▶ What is expected
Could you retype all of the data below exactly as given?

******************************

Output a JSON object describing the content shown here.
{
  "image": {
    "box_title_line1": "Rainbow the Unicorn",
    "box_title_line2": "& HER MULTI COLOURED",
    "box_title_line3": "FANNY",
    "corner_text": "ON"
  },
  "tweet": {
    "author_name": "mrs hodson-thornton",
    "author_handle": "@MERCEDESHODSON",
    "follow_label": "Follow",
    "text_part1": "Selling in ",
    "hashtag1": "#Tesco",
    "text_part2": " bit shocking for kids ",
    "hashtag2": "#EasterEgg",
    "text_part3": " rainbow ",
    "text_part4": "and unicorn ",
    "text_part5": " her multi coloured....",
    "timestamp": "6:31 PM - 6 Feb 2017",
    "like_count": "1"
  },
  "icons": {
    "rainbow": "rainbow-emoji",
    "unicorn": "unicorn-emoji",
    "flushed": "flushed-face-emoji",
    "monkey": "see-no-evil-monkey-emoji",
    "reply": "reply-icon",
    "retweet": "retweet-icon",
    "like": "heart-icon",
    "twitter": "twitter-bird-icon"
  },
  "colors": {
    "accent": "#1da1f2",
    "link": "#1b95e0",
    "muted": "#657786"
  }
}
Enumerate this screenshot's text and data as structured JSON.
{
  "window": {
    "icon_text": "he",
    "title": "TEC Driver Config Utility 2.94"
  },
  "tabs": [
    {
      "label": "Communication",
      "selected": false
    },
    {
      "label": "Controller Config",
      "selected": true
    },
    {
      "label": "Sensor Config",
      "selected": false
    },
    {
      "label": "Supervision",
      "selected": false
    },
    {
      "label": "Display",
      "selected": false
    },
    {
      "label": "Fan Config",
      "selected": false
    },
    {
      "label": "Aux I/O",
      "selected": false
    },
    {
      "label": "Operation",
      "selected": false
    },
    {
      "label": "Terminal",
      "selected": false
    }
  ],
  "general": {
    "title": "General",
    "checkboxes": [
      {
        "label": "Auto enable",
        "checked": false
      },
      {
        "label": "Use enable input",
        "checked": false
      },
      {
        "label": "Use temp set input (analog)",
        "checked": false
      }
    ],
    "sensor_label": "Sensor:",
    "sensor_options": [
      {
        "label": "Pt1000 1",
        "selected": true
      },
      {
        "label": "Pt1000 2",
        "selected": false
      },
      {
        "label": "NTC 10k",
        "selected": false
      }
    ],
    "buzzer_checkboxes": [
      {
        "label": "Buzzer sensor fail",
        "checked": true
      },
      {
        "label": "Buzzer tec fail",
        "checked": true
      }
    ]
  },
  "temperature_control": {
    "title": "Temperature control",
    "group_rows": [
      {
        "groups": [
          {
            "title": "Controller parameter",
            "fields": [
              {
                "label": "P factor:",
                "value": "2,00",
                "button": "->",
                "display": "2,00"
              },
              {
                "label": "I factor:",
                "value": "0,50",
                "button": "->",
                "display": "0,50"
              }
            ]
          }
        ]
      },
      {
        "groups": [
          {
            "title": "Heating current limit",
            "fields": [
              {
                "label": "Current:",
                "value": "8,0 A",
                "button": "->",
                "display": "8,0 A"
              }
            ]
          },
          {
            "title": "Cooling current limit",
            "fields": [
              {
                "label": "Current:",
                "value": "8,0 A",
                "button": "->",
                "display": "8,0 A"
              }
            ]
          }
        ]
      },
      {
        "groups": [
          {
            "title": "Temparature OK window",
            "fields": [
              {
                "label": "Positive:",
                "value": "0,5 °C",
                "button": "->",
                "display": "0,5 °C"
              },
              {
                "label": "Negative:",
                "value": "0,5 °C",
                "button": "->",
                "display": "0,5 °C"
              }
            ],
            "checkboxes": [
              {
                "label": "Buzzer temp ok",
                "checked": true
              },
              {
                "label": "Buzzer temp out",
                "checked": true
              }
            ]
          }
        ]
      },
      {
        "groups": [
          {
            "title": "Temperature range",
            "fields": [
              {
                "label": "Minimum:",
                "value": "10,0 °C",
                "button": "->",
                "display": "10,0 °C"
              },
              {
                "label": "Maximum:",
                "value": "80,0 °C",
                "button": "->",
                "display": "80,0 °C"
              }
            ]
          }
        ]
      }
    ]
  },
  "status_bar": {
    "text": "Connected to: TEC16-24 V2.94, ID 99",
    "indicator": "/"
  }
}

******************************

▶ Output for this task
Output a JSON object describing the content shown here.
{
  "image": {
    "box_title_line1": "Rainbow the Unicorn",
    "box_title_line2": "& HER MULTI COLOURED",
    "box_title_line3": "FANNY",
    "corner_text": "ON"
  },
  "tweet": {
    "author_name": "mrs hodson-thornton",
    "author_handle": "@MERCEDESHODSON",
    "follow_label": "Follow",
    "text_part1": "Selling in ",
    "hashtag1": "#Tesco",
    "text_part2": " bit shocking for kids ",
    "hashtag2": "#EasterEgg",
    "text_part3": " rainbow ",
    "text_part4": "and unicorn ",
    "text_part5": " her multi coloured....",
    "timestamp": "6:31 PM - 6 Feb 2017",
    "like_count": "1"
  },
  "icons": {
    "rainbow": "rainbow-emoji",
    "unicorn": "unicorn-emoji",
    "flushed": "flushed-face-emoji",
    "monkey": "see-no-evil-monkey-emoji",
    "reply": "reply-icon",
    "retweet": "retweet-icon",
    "like": "heart-icon",
    "twitter": "twitter-bird-icon"
  },
  "colors": {
    "accent": "#1da1f2",
    "link": "#1b95e0",
    "muted": "#657786"
  }
}
Enumerate this screenshot's text and data as structured JSON.
{
  "window": {
    "icon_text": "he",
    "title": "TEC Driver Config Utility 2.94"
  },
  "tabs": [
    {
      "label": "Communication",
      "selected": false
    },
    {
      "label": "Controller Config",
      "selected": true
    },
    {
      "label": "Sensor Config",
      "selected": false
    },
    {
      "label": "Supervision",
      "selected": false
    },
    {
      "label": "Display",
      "selected": false
    },
    {
      "label": "Fan Config",
      "selected": false
    },
    {
      "label": "Aux I/O",
      "selected": false
    },
    {
      "label": "Operation",
      "selected": false
    },
    {
      "label": "Terminal",
      "selected": false
    }
  ],
  "general": {
    "title": "General",
    "checkboxes": [
      {
        "label": "Auto enable",
        "checked": false
      },
      {
        "label": "Use enable input",
        "checked": false
      },
      {
        "label": "Use temp set input (analog)",
        "checked": false
      }
    ],
    "sensor_label": "Sensor:",
    "sensor_options": [
      {
        "label": "Pt1000 1",
        "selected": true
      },
      {
        "label": "Pt1000 2",
        "selected": false
      },
      {
        "label": "NTC 10k",
        "selected": false
      }
    ],
    "buzzer_checkboxes": [
      {
        "label": "Buzzer sensor fail",
        "checked": true
      },
      {
        "label": "Buzzer tec fail",
        "checked": true
      }
    ]
  },
  "temperature_control": {
    "title": "Temperature control",
    "group_rows": [
      {
        "groups": [
          {
            "title": "Controller parameter",
            "fields": [
              {
                "label": "P factor:",
                "value": "2,00",
                "button": "->",
                "display": "2,00"
              },
              {
                "label": "I factor:",
                "value": "0,50",
                "button": "->",
                "display": "0,50"
              }
            ]
          }
        ]
      },
      {
        "groups": [
          {
            "title": "Heating current limit",
            "fields": [
              {
                "label": "Current:",
                "value": "8,0 A",
                "button": "->",
                "display": "8,0 A"
              }
            ]
          },
          {
            "title": "Cooling current limit",
            "fields": [
              {
                "label": "Current:",
                "value": "8,0 A",
                "button": "->",
                "display": "8,0 A"
              }
            ]
          }
        ]
      },
      {
        "groups": [
          {
            "title": "Temparature OK window",
            "fields": [
              {
                "label": "Positive:",
                "value": "0,5 °C",
                "button": "->",
                "display": "0,5 °C"
              },
              {
                "label": "Negative:",
                "value": "0,5 °C",
                "button": "->",
                "display": "0,5 °C"
              }
            ],
            "checkboxes": [
              {
                "label": "Buzzer temp ok",
                "checked": true
              },
              {
                "label": "Buzzer temp out",
                "checked": true
              }
            ]
          }
        ]
      },
      {
        "groups": [
          {
            "title": "Temperature range",
            "fields": [
              {
                "label": "Minimum:",
                "value": "10,0 °C",
                "button": "->",
                "display": "10,0 °C"
              },
              {
                "label": "Maximum:",
                "value": "80,0 °C",
                "button": "->",
                "display": "80,0 °C"
              }
            ]
          }
        ]
      }
    ]
  },
  "status_bar": {
    "text": "Connected to: TEC16-24 V2.94, ID 99",
    "indicator": "/"
  }
}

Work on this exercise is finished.